─── Supplied records

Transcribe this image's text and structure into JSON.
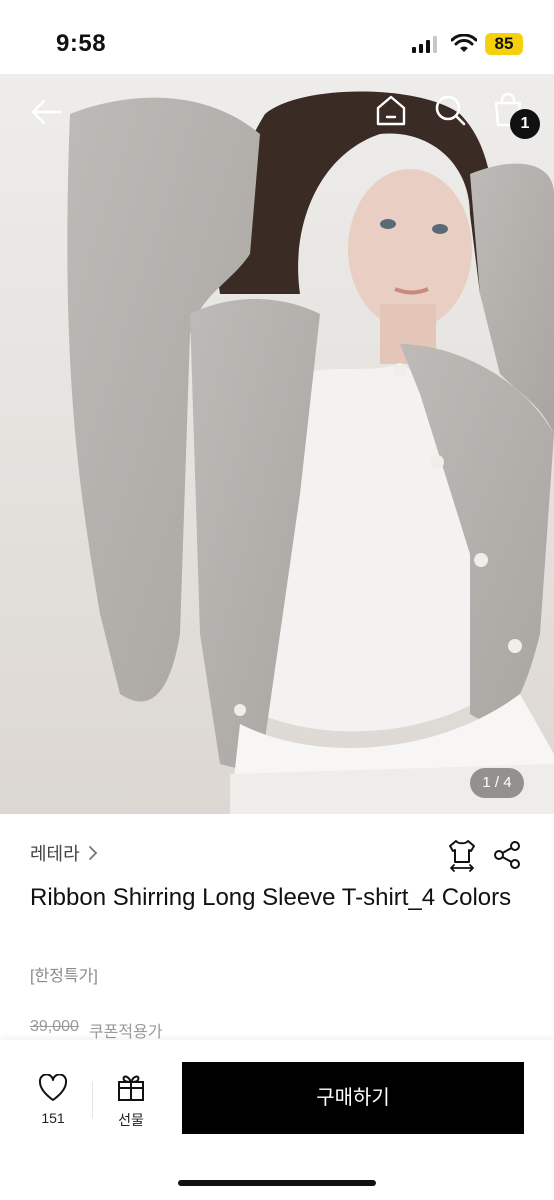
{
  "status": {
    "time": "9:58",
    "battery": "85"
  },
  "nav": {
    "cart_count": "1"
  },
  "gallery": {
    "indicator": "1 / 4"
  },
  "product": {
    "brand": "레테라",
    "title": "Ribbon Shirring Long Sleeve T-shirt_4 Colors",
    "promo_tag": "[한정특가]",
    "original_price": "39,000",
    "coupon_label": "쿠폰적용가"
  },
  "actions": {
    "like_count": "151",
    "gift_label": "선물",
    "buy_label": "구매하기"
  },
  "colors": {
    "accent": "#000000",
    "battery": "#f5d10d",
    "muted": "#8a8a8a"
  }
}
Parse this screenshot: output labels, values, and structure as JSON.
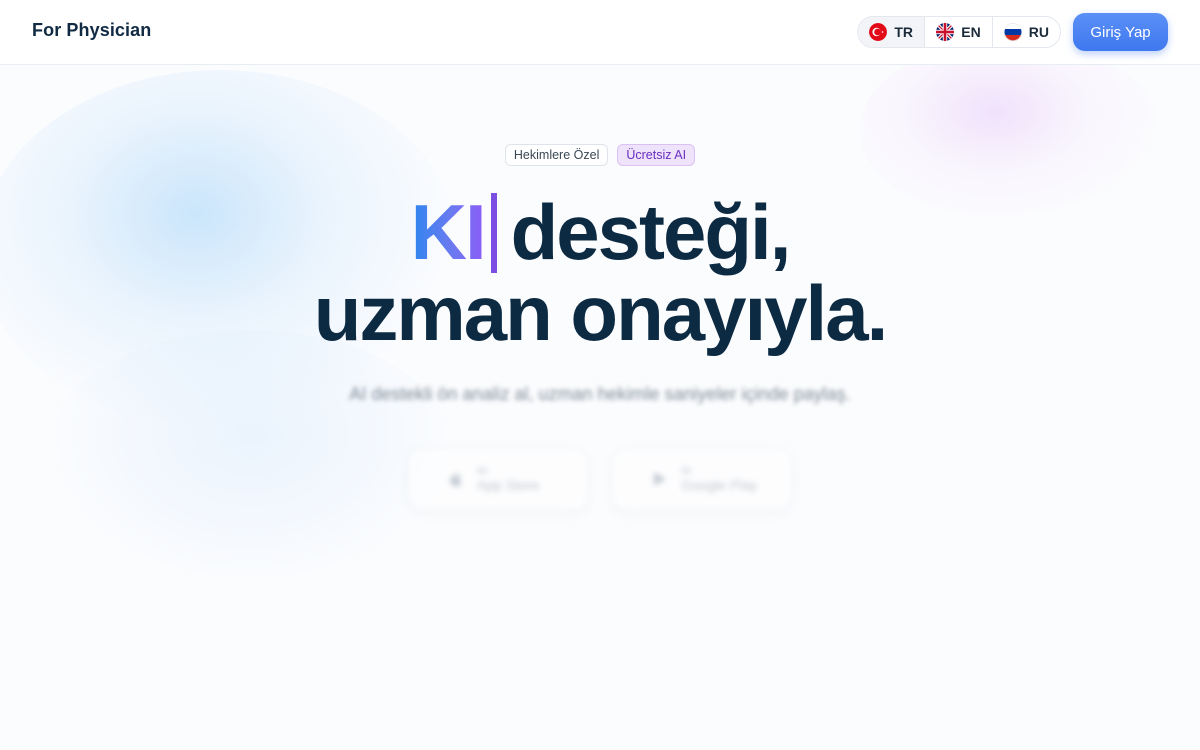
{
  "header": {
    "brand": "For Physician",
    "languages": [
      {
        "code": "TR",
        "flag": "turkey-flag-icon",
        "active": true
      },
      {
        "code": "EN",
        "flag": "uk-flag-icon",
        "active": false
      },
      {
        "code": "RU",
        "flag": "russia-flag-icon",
        "active": false
      }
    ],
    "login_label": "Giriş Yap"
  },
  "hero": {
    "badges": [
      "Hekimlere Özel",
      "Ücretsiz AI"
    ],
    "headline_accent": "KI",
    "headline_rest": "desteği,",
    "headline_line2": "uzman onayıyla.",
    "subtitle": "AI destekli ön analiz al, uzman hekimle saniyeler içinde paylaş."
  },
  "stores": [
    {
      "small": "ile",
      "big": "App Store",
      "icon": "apple-icon"
    },
    {
      "small": "ile",
      "big": "Google Play",
      "icon": "play-store-icon"
    }
  ],
  "colors": {
    "accent": "#3f78ef",
    "headline": "#0c2a42",
    "ai_badge_text": "#6a2fc0",
    "caret": "#7b4fe2"
  }
}
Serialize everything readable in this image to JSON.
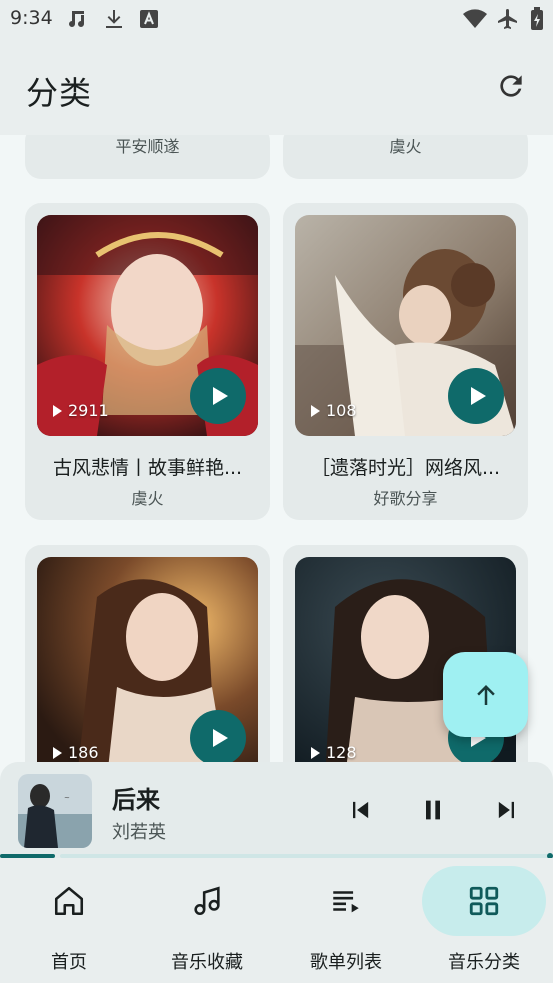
{
  "status_bar": {
    "time": "9:34"
  },
  "app_bar": {
    "title": "分类"
  },
  "top_row": [
    {
      "creator": "平安顺遂"
    },
    {
      "creator": "虞火"
    }
  ],
  "playlists": [
    {
      "count": "2911",
      "name": "古风悲情丨故事鲜艳...",
      "creator": "虞火"
    },
    {
      "count": "108",
      "name": "［遗落时光］网络风...",
      "creator": "好歌分享"
    },
    {
      "count": "186",
      "name": "",
      "creator": ""
    },
    {
      "count": "128",
      "name": "",
      "creator": ""
    }
  ],
  "player": {
    "song": "后来",
    "artist": "刘若英",
    "progress": 0.1
  },
  "nav": [
    {
      "label": "首页",
      "icon": "home-icon",
      "active": false
    },
    {
      "label": "音乐收藏",
      "icon": "music-note-icon",
      "active": false
    },
    {
      "label": "歌单列表",
      "icon": "playlist-icon",
      "active": false
    },
    {
      "label": "音乐分类",
      "icon": "grid-icon",
      "active": true
    }
  ],
  "colors": {
    "accent": "#0f6a6a",
    "fab": "#9ff0f2",
    "active_pill": "#c7ecec"
  }
}
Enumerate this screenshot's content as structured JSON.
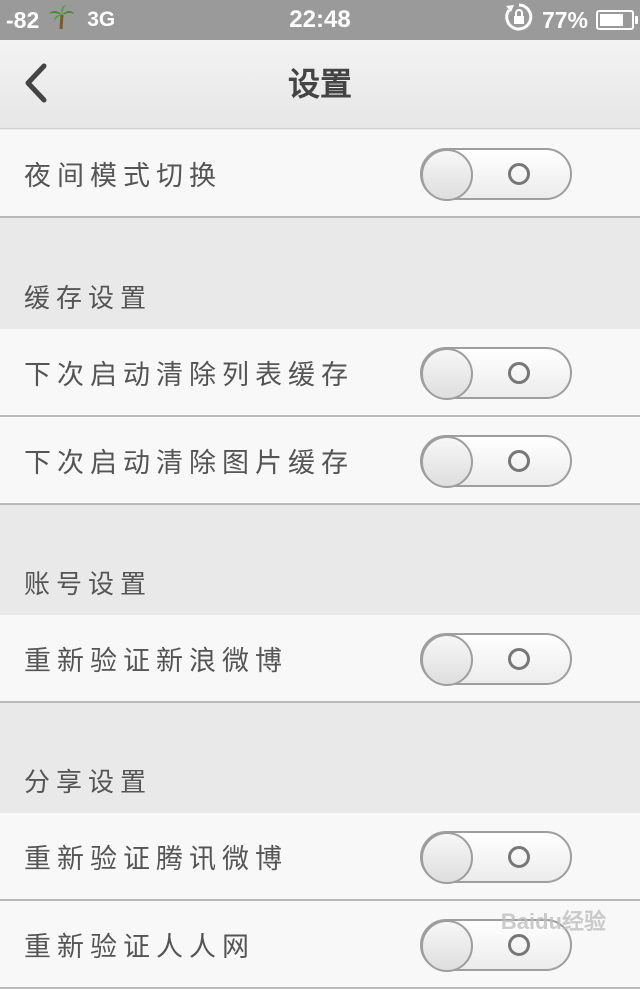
{
  "status_bar": {
    "signal": "-82",
    "network": "3G",
    "time": "22:48",
    "battery": "77%",
    "battery_level": 0.77
  },
  "nav": {
    "title": "设置",
    "back_icon": "chevron-left-icon"
  },
  "rows": [
    {
      "label": "夜间模式切换",
      "on": false
    },
    {
      "section": "缓存设置"
    },
    {
      "label": "下次启动清除列表缓存",
      "on": false
    },
    {
      "label": "下次启动清除图片缓存",
      "on": false
    },
    {
      "section": "账号设置"
    },
    {
      "label": "重新验证新浪微博",
      "on": false
    },
    {
      "section": "分享设置"
    },
    {
      "label": "重新验证腾讯微博",
      "on": false
    },
    {
      "label": "重新验证人人网",
      "on": false
    }
  ],
  "watermark": "Baidu经验"
}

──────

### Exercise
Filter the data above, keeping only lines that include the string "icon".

### Task answer
        "flag": "turkey-flag-icon",
        "flag": "uk-flag-icon",
        "flag": "russia-flag-icon",
      "icon": "apple-icon"
      "icon": "play-store-icon"
      "icon": "home-icon",
      "icon": "music-note-icon",
      "icon": "playlist-icon",
      "icon": "grid-icon",
    "back_icon": "chevron-left-icon"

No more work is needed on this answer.